What will be Scuderia Corsa’s biggest “surprise” from running sportscar racing to open-wheel in the Indy 500? Q&A with Indy 500 veteran, NBC Sports Commentator & Scuderia Corsa IMSA driver, Townsend Bell
What will be Scuderia Corsa’s biggest “surprise” running sportscars to running an open-wheel car in the Indy 500?
Read what Indy 500 veteran, NBC Sports commentator and Scuderia Corsa IMSA/24 hours of Le Mans driver, Townsend Bell has to say on Scuderia Corsa entering the open-wheel world at the 102nd Indianapolis 500 with the no. 64.
Does working as an Indy 500 commentator change your perspective on the race?
A: It does: as a commentator your job is to give analysis and insight regarding everything that is happening in the race, you need to be aware of what is happening with all drivers. When you drive you only be aware of your team and the other drivers surrounding you and the focus is much narrowing than commentating.
Q: What was your favorite Indy 500 moment?
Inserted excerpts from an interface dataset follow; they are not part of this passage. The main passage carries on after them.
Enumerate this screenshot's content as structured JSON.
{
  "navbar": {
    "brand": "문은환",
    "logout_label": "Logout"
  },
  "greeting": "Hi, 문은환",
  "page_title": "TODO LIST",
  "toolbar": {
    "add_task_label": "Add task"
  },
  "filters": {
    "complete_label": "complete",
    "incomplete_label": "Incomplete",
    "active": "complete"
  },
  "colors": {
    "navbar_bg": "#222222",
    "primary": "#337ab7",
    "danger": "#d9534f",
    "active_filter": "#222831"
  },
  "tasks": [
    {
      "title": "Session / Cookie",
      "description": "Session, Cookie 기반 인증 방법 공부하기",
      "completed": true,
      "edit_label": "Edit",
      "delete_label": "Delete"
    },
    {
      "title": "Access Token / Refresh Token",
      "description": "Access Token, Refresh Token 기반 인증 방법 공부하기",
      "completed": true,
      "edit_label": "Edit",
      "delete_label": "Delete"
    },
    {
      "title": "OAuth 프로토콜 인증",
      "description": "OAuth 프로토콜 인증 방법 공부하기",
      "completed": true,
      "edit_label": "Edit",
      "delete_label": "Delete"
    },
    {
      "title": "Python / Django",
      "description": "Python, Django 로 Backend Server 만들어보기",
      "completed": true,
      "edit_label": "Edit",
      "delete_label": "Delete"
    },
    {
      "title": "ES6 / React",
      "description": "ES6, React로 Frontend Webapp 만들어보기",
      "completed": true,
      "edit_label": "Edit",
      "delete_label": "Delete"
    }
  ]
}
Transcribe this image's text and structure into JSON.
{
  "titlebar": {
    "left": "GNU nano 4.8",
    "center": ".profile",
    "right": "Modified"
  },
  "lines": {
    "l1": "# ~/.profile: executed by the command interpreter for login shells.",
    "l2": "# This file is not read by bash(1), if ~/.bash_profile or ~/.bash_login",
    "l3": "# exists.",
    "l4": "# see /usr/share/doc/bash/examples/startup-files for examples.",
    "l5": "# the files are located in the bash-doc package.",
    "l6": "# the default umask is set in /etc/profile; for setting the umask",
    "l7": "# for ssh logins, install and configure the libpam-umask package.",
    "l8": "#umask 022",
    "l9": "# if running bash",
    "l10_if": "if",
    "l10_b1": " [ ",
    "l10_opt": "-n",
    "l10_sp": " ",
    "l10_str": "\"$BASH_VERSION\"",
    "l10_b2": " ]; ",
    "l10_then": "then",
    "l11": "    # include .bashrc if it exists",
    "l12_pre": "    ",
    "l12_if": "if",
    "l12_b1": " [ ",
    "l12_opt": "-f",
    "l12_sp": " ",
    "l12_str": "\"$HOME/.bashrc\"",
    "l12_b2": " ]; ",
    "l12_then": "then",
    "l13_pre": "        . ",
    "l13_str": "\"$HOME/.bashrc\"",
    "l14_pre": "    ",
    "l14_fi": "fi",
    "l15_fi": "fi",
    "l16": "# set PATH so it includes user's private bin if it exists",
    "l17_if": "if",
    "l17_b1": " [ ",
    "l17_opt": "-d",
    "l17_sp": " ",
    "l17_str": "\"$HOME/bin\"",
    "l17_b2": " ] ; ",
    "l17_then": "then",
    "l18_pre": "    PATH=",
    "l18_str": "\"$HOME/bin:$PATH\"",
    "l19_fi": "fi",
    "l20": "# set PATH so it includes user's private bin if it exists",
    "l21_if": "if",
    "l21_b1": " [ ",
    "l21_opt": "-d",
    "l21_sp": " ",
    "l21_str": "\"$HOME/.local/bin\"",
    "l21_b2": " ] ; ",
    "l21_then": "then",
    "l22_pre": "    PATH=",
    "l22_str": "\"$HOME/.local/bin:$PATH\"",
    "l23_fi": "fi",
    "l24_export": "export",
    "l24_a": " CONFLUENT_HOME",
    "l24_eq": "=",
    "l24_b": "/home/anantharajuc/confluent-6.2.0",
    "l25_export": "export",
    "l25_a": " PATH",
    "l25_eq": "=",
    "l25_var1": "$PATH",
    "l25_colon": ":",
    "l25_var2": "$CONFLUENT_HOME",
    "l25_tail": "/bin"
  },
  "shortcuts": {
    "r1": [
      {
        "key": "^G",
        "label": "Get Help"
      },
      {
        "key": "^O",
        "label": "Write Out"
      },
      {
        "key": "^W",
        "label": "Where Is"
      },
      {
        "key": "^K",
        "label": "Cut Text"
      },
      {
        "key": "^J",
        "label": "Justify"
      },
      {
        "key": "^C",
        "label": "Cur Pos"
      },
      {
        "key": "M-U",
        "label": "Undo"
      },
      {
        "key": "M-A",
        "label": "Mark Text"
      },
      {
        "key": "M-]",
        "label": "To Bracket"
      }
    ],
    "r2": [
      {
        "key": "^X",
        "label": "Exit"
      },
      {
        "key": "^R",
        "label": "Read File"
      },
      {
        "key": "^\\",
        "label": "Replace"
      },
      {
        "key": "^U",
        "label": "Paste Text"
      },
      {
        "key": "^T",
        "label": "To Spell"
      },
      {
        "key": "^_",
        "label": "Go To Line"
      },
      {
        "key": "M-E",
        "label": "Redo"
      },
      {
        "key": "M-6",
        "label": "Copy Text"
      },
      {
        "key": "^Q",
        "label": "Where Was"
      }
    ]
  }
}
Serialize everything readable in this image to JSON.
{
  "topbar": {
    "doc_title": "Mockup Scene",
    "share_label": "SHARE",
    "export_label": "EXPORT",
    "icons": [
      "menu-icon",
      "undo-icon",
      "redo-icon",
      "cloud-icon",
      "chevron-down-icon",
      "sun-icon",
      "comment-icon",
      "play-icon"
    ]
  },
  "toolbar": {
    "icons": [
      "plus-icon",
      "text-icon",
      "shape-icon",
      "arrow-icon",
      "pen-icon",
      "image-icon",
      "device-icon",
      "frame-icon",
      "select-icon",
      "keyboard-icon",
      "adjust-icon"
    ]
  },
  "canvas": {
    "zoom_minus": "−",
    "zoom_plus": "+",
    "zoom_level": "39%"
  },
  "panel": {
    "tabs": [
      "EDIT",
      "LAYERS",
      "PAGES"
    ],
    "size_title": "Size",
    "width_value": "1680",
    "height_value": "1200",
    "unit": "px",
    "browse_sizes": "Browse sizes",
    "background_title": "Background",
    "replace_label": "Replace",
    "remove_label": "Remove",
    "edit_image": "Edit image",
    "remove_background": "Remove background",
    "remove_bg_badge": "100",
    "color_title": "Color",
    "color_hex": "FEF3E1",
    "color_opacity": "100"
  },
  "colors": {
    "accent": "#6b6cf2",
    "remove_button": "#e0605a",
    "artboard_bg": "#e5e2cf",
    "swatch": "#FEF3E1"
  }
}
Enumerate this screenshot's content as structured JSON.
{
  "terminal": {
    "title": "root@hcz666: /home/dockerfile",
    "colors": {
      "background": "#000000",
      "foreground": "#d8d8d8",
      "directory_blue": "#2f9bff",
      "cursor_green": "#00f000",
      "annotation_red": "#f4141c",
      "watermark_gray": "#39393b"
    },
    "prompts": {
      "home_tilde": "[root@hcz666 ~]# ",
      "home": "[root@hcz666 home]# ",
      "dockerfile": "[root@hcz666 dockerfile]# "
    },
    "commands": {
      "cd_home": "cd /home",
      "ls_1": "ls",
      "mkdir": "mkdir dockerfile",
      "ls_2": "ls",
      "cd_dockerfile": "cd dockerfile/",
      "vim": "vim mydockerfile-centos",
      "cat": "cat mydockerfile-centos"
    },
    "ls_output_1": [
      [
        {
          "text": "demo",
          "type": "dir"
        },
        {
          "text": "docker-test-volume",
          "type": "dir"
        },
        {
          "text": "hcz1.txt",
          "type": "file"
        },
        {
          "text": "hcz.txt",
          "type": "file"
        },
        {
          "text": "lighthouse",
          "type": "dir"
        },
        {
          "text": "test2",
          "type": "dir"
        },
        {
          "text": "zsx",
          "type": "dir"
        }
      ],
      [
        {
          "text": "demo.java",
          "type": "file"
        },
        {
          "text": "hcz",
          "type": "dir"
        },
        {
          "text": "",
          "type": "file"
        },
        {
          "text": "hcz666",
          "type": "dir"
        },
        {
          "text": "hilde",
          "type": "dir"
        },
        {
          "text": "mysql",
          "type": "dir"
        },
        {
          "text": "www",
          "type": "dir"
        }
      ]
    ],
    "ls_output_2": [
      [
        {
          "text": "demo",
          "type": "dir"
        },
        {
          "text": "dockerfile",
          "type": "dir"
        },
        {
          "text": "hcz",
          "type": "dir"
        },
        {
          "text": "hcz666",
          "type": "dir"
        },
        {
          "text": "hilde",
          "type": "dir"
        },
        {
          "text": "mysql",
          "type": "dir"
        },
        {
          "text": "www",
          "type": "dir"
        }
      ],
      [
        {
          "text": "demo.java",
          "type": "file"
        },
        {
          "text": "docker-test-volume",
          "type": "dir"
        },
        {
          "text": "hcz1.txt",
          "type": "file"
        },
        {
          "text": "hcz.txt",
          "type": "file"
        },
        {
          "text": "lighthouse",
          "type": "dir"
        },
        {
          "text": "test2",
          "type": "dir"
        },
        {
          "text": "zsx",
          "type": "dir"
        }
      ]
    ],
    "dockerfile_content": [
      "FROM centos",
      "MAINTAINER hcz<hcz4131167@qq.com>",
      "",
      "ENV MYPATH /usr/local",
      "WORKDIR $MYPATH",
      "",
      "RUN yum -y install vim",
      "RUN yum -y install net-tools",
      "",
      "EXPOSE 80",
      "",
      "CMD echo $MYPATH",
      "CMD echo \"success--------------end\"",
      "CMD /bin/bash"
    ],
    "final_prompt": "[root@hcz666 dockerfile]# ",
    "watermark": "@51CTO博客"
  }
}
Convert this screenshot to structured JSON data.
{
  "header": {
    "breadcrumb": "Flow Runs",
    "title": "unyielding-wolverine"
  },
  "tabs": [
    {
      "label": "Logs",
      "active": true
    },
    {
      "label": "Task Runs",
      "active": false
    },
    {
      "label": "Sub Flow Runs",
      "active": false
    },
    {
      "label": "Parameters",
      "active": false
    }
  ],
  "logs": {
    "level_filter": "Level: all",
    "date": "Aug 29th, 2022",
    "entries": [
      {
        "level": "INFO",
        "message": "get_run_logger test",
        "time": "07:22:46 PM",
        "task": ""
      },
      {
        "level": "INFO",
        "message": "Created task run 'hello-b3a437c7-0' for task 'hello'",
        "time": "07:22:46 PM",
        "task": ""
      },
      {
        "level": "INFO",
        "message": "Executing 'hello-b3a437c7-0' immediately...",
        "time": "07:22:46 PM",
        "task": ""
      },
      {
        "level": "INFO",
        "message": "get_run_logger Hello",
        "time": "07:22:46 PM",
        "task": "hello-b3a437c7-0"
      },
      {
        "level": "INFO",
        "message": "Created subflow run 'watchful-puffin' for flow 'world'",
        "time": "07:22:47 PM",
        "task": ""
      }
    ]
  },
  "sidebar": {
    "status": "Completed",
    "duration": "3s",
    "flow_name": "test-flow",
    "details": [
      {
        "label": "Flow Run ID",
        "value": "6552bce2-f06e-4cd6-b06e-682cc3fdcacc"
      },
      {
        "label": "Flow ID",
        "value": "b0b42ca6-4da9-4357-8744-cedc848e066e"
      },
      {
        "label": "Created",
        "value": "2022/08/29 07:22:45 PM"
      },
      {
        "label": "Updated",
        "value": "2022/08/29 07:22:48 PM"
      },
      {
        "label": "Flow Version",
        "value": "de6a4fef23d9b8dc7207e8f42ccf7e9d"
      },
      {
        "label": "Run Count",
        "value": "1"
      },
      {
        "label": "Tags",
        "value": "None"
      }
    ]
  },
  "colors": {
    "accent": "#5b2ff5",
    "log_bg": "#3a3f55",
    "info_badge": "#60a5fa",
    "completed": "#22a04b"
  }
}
A: The first Indy 500 I went to I was 11 years old, in 1986, and I remember that have never been to anything like it before. It was a breathtaking experience for a young boy. The moment the first cars came from straightway 11 cars in three rows was sensational.
And… the winner that day was Bobby Rahal.
Q: Having worked with Scuderia Corsa for several years, what do you think will be the biggest surprise to us compared to sportscar?
A: There is no way to be prepared on the significance of the event until you are there contending for the greatest prize in front of 300,000 spectators and with really strong feel of formidable competitors; only in that moment the team will realize the significance of the moment and its challenge.
Q: How would you compare your win at Le Mans to those who win the Indy 500?
A: Well, I wouldn’t know because I didn’t win the Indy500 which is something that will bother me for my entire life because I have been very competitive there, qualifying well and many times being at the front or near the front during the race. I wish I could compare. The feeling at Le Mans was incredible especially because we won as a statistically unlikely one-off team; I can only image how winning the Indy 500 feels; for every race driver that have been fortunate to be a Indy 500 winner, they called it the greatest win that they have ever had.
Q: How stressful do you think qualifying will be this year compared to years past?
A: For me qualifying was always the most stressful because it is the biggest risk; you often have to challenge the speed and downforce level at the very limit, they turn up the boost for qualifying so the engine makes more power, and the speed jumps quite a bit.
For the team not having a backup car, which I only had one of the 10 Indy 500’s that I raced, if you crash in qualifying there is a chance you don’t make the race. That makes the time stressful. At the same token if you don’t take the risk and are slow you won’t make the race.